A second important way in which rapid growth of internet infrastructure affects the offline world is that, indeed, the internet has a physical infrastructure. From individual terminals to fiber-optic lines and data centers, the physical footprint in mineral and energy consumption is enormous. Moreover, the conditions of disassembly and recycle of retired machinery are usually not ideal. Indeed, recent media reports have explored the intensity of environmental and human impact in "illegal" but thriving e-waste processing towns in China and elsewhere.
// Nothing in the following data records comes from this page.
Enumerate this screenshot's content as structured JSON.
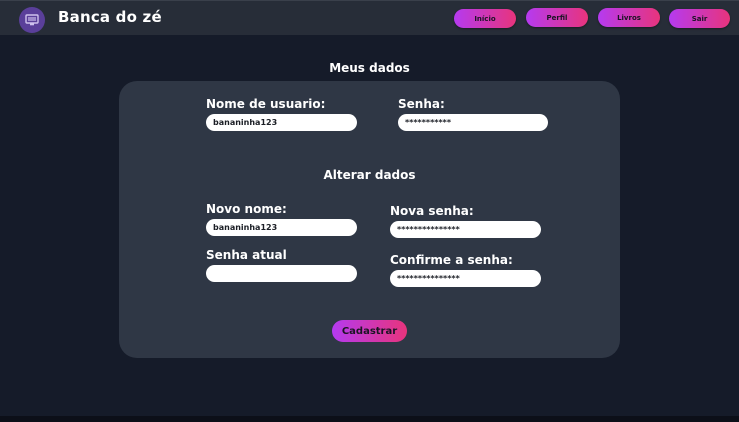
{
  "header": {
    "title": "Banca do zé",
    "logo_icon": "monitor-icon",
    "nav": [
      {
        "label": "Início"
      },
      {
        "label": "Perfil"
      },
      {
        "label": "Livros"
      },
      {
        "label": "Sair"
      }
    ]
  },
  "page": {
    "title": "Meus dados"
  },
  "my_data": {
    "username_label": "Nome de usuario:",
    "username_value": "bananinha123",
    "password_label": "Senha:",
    "password_value": "***********"
  },
  "change_data": {
    "title": "Alterar dados",
    "new_name_label": "Novo nome:",
    "new_name_value": "bananinha123",
    "current_password_label": "Senha atual",
    "current_password_value": "",
    "new_password_label": "Nova senha:",
    "new_password_value": "***************",
    "confirm_password_label": "Confirme a senha:",
    "confirm_password_value": "***************"
  },
  "submit": {
    "label": "Cadastrar"
  },
  "colors": {
    "background": "#151b29",
    "header": "#272d38",
    "card": "#2f3745",
    "accent_start": "#b53af0",
    "accent_end": "#e8347c"
  }
}
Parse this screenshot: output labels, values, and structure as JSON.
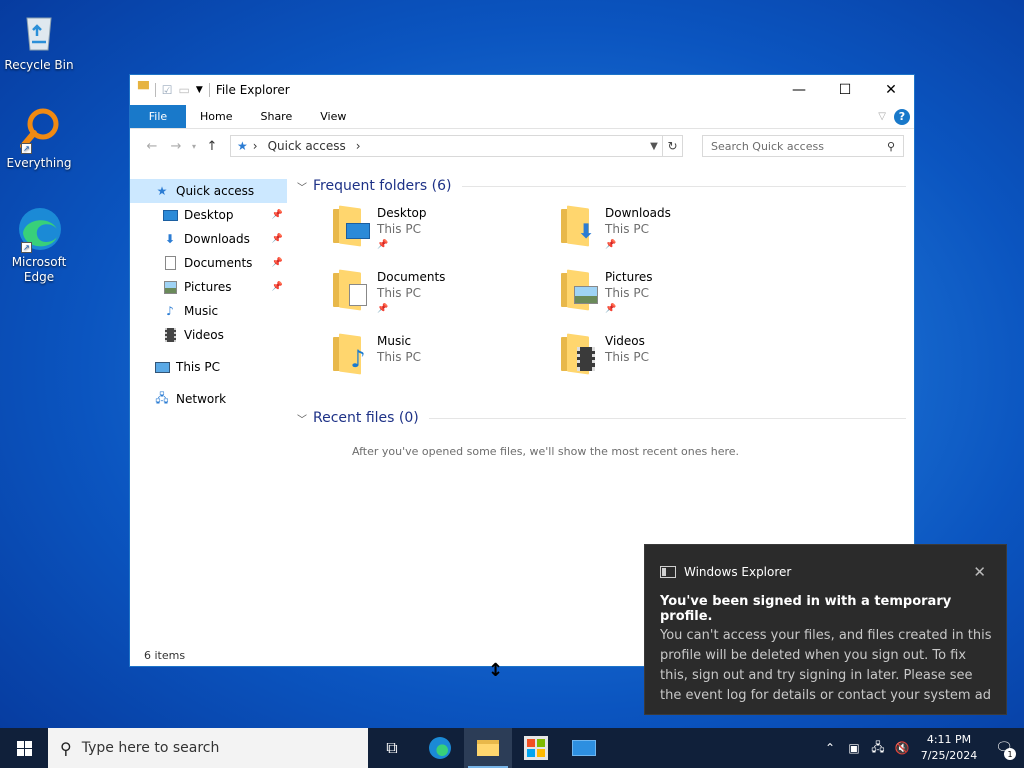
{
  "desktop": {
    "icons": [
      {
        "label": "Recycle Bin",
        "icon": "recycle-bin-icon"
      },
      {
        "label": "Everything",
        "icon": "everything-search-icon"
      },
      {
        "label": "Microsoft Edge",
        "icon": "edge-icon"
      }
    ]
  },
  "window": {
    "title": "File Explorer",
    "ribbon_tabs": [
      "File",
      "Home",
      "Share",
      "View"
    ],
    "help_label": "?",
    "address_segment": "Quick access",
    "search_placeholder": "Search Quick access",
    "nav_items": [
      {
        "label": "Quick access",
        "icon": "star-icon",
        "selected": true
      },
      {
        "label": "Desktop",
        "icon": "desktop-icon",
        "pinned": true
      },
      {
        "label": "Downloads",
        "icon": "download-icon",
        "pinned": true
      },
      {
        "label": "Documents",
        "icon": "document-icon",
        "pinned": true
      },
      {
        "label": "Pictures",
        "icon": "picture-icon",
        "pinned": true
      },
      {
        "label": "Music",
        "icon": "music-icon"
      },
      {
        "label": "Videos",
        "icon": "video-icon"
      },
      {
        "label": "This PC",
        "icon": "computer-icon"
      },
      {
        "label": "Network",
        "icon": "network-icon"
      }
    ],
    "frequent_heading": "Frequent folders (6)",
    "folders": [
      {
        "name": "Desktop",
        "location": "This PC",
        "pinned": true
      },
      {
        "name": "Downloads",
        "location": "This PC",
        "pinned": true
      },
      {
        "name": "Documents",
        "location": "This PC",
        "pinned": true
      },
      {
        "name": "Pictures",
        "location": "This PC",
        "pinned": true
      },
      {
        "name": "Music",
        "location": "This PC"
      },
      {
        "name": "Videos",
        "location": "This PC"
      }
    ],
    "recent_heading": "Recent files (0)",
    "recent_empty": "After you've opened some files, we'll show the most recent ones here.",
    "status": "6 items"
  },
  "toast": {
    "app": "Windows Explorer",
    "title": "You've been signed in with a temporary profile.",
    "body": "You can't access your files, and files created in this profile will be deleted when you sign out. To fix this, sign out and try signing in later.  Please see the event log for details or contact your system ad"
  },
  "taskbar": {
    "search_placeholder": "Type here to search",
    "time": "4:11 PM",
    "date": "7/25/2024",
    "notification_count": "1"
  }
}
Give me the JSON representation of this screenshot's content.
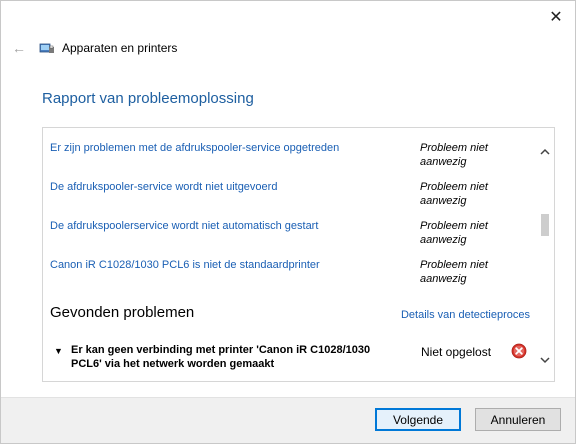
{
  "window": {
    "close_glyph": "✕"
  },
  "nav": {
    "title": "Apparaten en printers",
    "back_glyph": "←"
  },
  "heading": "Rapport van probleemoplossing",
  "issues": [
    {
      "label": "Er zijn problemen met de afdrukspooler-service opgetreden",
      "status": "Probleem niet aanwezig"
    },
    {
      "label": "De afdrukspooler-service wordt niet uitgevoerd",
      "status": "Probleem niet aanwezig"
    },
    {
      "label": "De afdrukspoolerservice wordt niet automatisch gestart",
      "status": "Probleem niet aanwezig"
    },
    {
      "label": "Canon iR C1028/1030 PCL6 is niet de standaardprinter",
      "status": "Probleem niet aanwezig"
    }
  ],
  "found_section": {
    "title": "Gevonden problemen",
    "details_link": "Details van detectieproces",
    "problem": {
      "text": "Er kan geen verbinding met printer 'Canon iR C1028/1030 PCL6' via het netwerk worden gemaakt",
      "status": "Niet opgelost",
      "icon": "error-icon"
    }
  },
  "footer": {
    "next_label": "Volgende",
    "cancel_label": "Annuleren"
  },
  "colors": {
    "link": "#1a5fb4",
    "heading": "#1e5fa0",
    "error": "#d9342b",
    "primary_border": "#0078d7"
  }
}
The human impact, in the form of noxious inhalation and contaminated food and water supplies, is unsurprisingly felt by people who already have few socioeconomic opportunities.
In this session, we set out to address how online society can reduce its own negative impact, or even work toward positive effects specifically targeted at the externalities of a thriving online space.
Guest wish list (if any)
- Eszter Hargittai, who is a present Berkman fellow, has done empirical work on web use in a diverse socioeconomic sample.
- Someone who understands the environmental impacts and contexts of computer components?
Readings (if any yet; OK to be preliminary)
- Hargittai, E. & G. Walejko. (2008). The Participation Divide: Content Creation and Sharing in the Digital Age. Information, Communication and Society.
Concrete question(s) of the week
- How can online society incentivize responsible offline behavior?
- What might a "responsible surfing" campaign look like, and what would be its metrics?
- Can computers and other network components be built for safer disassembly and easier recycling?
Anything else material towards planning your topic
Problems encountered in the act of discoursing itself are sometimes addressed via social means, technological means, or both. It has been suggested that technological tools should support social processes, but there is an adaptation of each realm to the other - how does this back-and-forth take place in the design of a successful technology-enabled discussion?
Which inequalities are created or strengthened due the increasing reliance on technology and the differences in the ability to access the Internet(e.g. global and socio-economic differences)? Does the net actually re-distribute and decentralize power and influence, or does it also reinforce the existing political and economic hierarchies? In short - is the Internet really a good thing for everybody?
One Laptop Per Child
Happy to help this group with info as I can. Mchua
To what extent is the hardware upon which the Internet exists damaging the environment? Where does old tech go when it dies? What distributive impact does the "recycling" of old tech have. Was the Internet build with principles of physical sustainbility in mind? Is it too late to change? How do individual companies, like Google, view their own practices? Does the cost of a server internalize the cost of disposal? Why has it been cheaper to just keep throwing on new machines? What of the electricity necessary to run these machines? What does it say about society that we are so willing to pollute our own communities to create a second life? Has technological innovation and advancement dislocated the true impact of non-zero cost transactions? --Megerman 19:36, 29 November 2008 (EST)
Perhaps a way to innovate on these questions would be a system for tracking these offline effects of online behavior. Track hardware? A certification scheme? A carbon footprint clock for online activities? --G 02:10, 14 December 2008 (UTC)